[Excerpts from an interface dataset]
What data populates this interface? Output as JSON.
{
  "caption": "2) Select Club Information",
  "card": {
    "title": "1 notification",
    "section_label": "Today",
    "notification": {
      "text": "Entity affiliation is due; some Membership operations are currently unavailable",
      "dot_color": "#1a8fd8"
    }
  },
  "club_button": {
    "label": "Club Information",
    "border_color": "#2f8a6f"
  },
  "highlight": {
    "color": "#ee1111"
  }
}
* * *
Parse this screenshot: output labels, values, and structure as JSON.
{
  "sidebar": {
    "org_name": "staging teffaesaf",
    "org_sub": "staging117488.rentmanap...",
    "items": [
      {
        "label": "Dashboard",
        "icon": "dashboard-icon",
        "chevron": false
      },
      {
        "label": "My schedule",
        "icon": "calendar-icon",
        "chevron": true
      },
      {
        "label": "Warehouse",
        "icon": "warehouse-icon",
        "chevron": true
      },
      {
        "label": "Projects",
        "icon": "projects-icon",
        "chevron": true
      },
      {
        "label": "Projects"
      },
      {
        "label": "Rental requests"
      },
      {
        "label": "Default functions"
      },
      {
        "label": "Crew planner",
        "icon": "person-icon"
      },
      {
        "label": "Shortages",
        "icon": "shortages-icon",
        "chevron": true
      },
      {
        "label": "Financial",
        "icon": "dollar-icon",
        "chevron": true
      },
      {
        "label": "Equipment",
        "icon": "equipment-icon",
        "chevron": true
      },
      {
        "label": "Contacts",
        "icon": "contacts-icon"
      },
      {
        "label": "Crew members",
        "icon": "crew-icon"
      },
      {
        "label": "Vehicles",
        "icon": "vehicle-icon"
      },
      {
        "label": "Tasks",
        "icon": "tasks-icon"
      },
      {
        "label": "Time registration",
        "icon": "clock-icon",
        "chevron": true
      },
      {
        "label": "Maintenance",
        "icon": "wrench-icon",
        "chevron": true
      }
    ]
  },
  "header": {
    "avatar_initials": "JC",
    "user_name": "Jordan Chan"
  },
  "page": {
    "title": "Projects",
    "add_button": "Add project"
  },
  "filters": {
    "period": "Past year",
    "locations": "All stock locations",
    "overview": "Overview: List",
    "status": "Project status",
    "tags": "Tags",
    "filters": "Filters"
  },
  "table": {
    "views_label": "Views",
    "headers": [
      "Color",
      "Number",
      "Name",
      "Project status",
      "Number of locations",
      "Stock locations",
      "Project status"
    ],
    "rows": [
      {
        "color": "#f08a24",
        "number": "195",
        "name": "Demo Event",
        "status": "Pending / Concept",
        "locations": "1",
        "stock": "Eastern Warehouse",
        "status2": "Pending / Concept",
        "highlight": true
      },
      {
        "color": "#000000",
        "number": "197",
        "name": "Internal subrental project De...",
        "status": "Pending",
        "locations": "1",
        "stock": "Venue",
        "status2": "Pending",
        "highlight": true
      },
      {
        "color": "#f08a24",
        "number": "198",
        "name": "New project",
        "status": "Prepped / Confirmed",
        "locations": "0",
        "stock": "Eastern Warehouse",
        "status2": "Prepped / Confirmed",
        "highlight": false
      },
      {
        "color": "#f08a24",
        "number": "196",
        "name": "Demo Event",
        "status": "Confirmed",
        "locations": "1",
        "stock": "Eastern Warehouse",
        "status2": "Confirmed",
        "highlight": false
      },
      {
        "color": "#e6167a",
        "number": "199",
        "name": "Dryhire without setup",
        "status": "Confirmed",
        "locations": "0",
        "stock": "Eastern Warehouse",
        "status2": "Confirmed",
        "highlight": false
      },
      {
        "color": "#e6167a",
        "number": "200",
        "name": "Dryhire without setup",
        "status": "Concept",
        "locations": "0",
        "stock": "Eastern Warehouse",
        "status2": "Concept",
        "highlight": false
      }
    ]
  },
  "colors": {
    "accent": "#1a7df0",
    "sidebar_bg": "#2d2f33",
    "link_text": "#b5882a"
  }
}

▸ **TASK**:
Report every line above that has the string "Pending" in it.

▸ **EXERCISE SOLUTION**:
        "status": "Pending / Concept",
        "status2": "Pending / Concept",
        "status": "Pending",
        "status2": "Pending",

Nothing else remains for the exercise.